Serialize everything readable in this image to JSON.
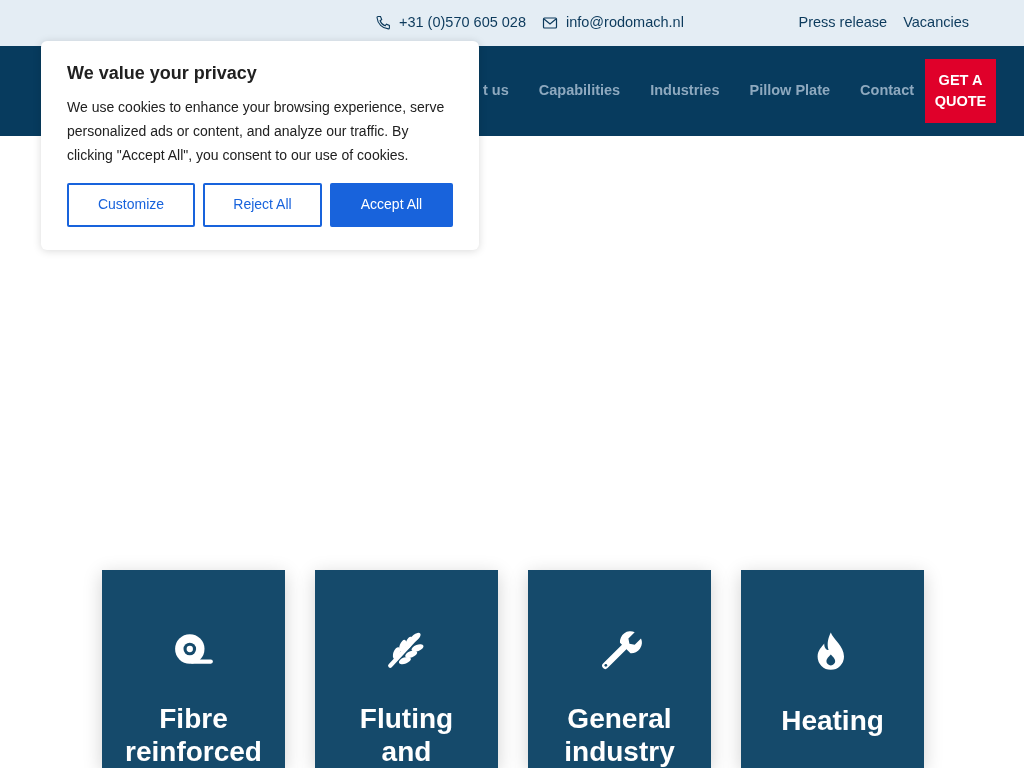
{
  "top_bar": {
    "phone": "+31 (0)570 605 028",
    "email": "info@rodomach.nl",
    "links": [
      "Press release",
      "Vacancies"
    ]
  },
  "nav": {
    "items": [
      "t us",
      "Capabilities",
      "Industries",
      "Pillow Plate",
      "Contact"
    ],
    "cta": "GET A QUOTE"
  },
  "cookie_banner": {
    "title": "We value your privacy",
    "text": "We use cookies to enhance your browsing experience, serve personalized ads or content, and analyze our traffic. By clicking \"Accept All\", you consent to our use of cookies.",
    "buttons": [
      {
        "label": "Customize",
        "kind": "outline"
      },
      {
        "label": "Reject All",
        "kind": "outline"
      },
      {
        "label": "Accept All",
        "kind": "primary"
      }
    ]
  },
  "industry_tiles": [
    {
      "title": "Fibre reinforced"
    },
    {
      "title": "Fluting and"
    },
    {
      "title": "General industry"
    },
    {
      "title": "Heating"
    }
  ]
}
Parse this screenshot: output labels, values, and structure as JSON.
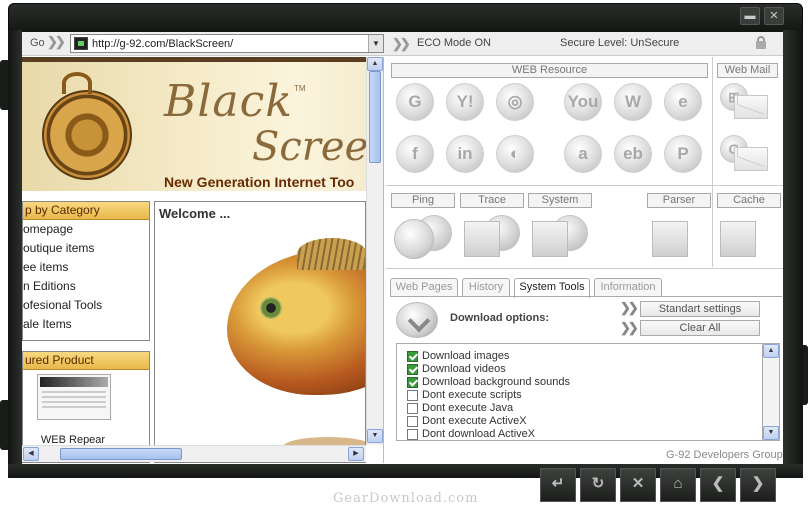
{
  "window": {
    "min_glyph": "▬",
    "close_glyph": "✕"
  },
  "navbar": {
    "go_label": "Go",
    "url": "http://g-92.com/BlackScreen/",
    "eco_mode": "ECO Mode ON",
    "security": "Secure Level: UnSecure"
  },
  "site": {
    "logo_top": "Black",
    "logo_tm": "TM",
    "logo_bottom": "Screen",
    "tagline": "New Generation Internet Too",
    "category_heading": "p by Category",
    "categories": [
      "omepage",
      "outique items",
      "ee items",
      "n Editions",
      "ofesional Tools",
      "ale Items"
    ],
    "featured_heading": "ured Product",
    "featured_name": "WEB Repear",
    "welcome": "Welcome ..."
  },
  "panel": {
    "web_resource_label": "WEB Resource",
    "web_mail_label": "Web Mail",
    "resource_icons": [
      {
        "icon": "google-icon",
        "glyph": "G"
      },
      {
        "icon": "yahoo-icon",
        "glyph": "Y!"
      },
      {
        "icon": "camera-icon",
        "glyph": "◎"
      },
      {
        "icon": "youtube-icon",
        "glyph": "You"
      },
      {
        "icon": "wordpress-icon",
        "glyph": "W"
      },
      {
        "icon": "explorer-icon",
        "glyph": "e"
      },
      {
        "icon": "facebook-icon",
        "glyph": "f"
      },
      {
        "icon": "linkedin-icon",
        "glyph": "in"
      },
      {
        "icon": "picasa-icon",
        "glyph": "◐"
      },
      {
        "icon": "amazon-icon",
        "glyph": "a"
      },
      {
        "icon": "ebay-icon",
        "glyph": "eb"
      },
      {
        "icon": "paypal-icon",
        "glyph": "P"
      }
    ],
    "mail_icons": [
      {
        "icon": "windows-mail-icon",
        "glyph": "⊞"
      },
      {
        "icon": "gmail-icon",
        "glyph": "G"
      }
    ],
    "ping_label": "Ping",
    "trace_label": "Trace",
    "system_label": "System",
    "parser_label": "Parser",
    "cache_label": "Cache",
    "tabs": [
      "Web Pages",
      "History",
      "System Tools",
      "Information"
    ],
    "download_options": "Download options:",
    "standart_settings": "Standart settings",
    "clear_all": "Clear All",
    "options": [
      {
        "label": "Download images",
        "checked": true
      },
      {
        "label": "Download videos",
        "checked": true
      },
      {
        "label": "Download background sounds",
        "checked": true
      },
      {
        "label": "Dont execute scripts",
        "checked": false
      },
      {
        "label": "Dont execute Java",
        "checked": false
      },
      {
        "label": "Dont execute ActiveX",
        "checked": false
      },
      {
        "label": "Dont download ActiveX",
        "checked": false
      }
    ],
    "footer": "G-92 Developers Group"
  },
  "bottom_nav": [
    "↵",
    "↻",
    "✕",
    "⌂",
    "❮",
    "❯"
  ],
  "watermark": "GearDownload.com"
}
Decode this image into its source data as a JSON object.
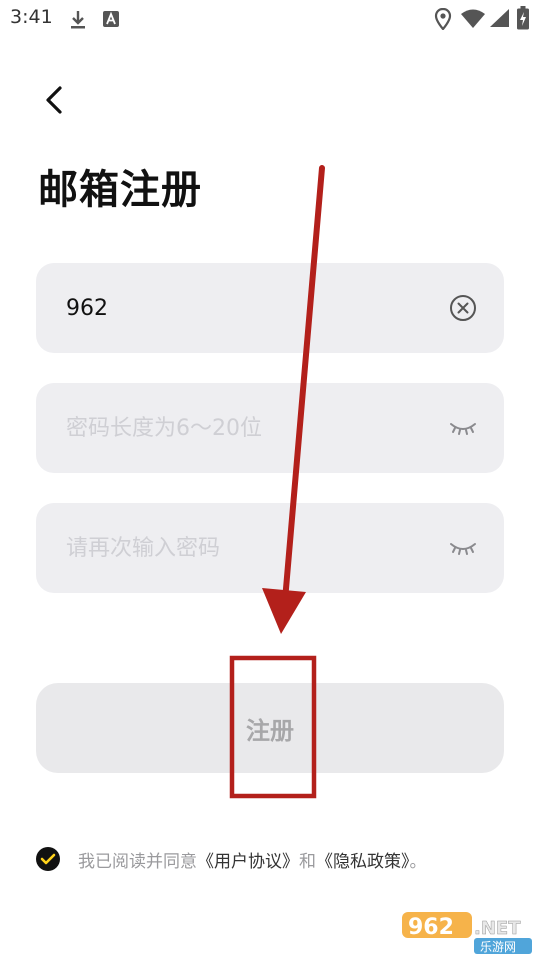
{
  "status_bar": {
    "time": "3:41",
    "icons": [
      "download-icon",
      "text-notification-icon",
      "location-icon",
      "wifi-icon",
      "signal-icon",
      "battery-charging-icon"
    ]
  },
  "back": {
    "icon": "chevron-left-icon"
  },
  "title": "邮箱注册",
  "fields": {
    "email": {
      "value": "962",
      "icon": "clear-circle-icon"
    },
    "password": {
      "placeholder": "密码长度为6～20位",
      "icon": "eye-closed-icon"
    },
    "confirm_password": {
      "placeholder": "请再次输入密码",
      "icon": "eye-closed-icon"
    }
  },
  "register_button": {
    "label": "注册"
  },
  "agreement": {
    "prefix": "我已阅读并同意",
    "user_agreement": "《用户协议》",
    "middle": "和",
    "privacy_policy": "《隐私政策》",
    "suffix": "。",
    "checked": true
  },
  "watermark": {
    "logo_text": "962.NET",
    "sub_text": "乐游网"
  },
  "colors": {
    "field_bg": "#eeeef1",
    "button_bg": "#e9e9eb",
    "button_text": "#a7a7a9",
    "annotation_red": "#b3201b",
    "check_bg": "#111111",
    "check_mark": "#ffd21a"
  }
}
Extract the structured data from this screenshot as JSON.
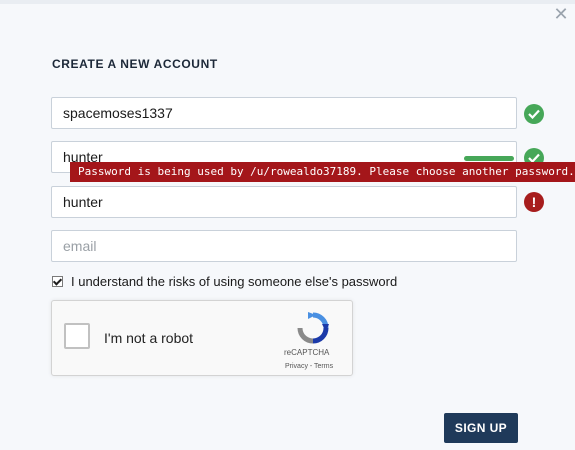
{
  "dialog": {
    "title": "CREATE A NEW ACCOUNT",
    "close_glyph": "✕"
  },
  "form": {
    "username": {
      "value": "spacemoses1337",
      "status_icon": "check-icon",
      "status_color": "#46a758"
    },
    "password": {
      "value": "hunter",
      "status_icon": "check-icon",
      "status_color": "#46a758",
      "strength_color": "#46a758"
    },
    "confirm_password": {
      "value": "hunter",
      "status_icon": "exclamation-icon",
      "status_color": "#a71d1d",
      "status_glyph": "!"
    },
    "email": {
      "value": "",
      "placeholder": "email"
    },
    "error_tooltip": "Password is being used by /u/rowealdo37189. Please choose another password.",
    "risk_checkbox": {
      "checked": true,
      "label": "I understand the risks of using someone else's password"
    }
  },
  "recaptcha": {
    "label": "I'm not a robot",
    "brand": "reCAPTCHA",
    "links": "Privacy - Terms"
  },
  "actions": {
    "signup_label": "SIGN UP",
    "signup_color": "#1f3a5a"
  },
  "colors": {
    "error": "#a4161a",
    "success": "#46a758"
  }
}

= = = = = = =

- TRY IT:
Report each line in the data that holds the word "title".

- SOLUTION TO THIS TASK:
    "title": "We value your privacy",
      "title": "Fibre reinforced"
      "title": "Fluting and"
      "title": "General industry"
      "title": "Heating"
  "title": "邮箱注册",
    "title": "CREATE A NEW ACCOUNT",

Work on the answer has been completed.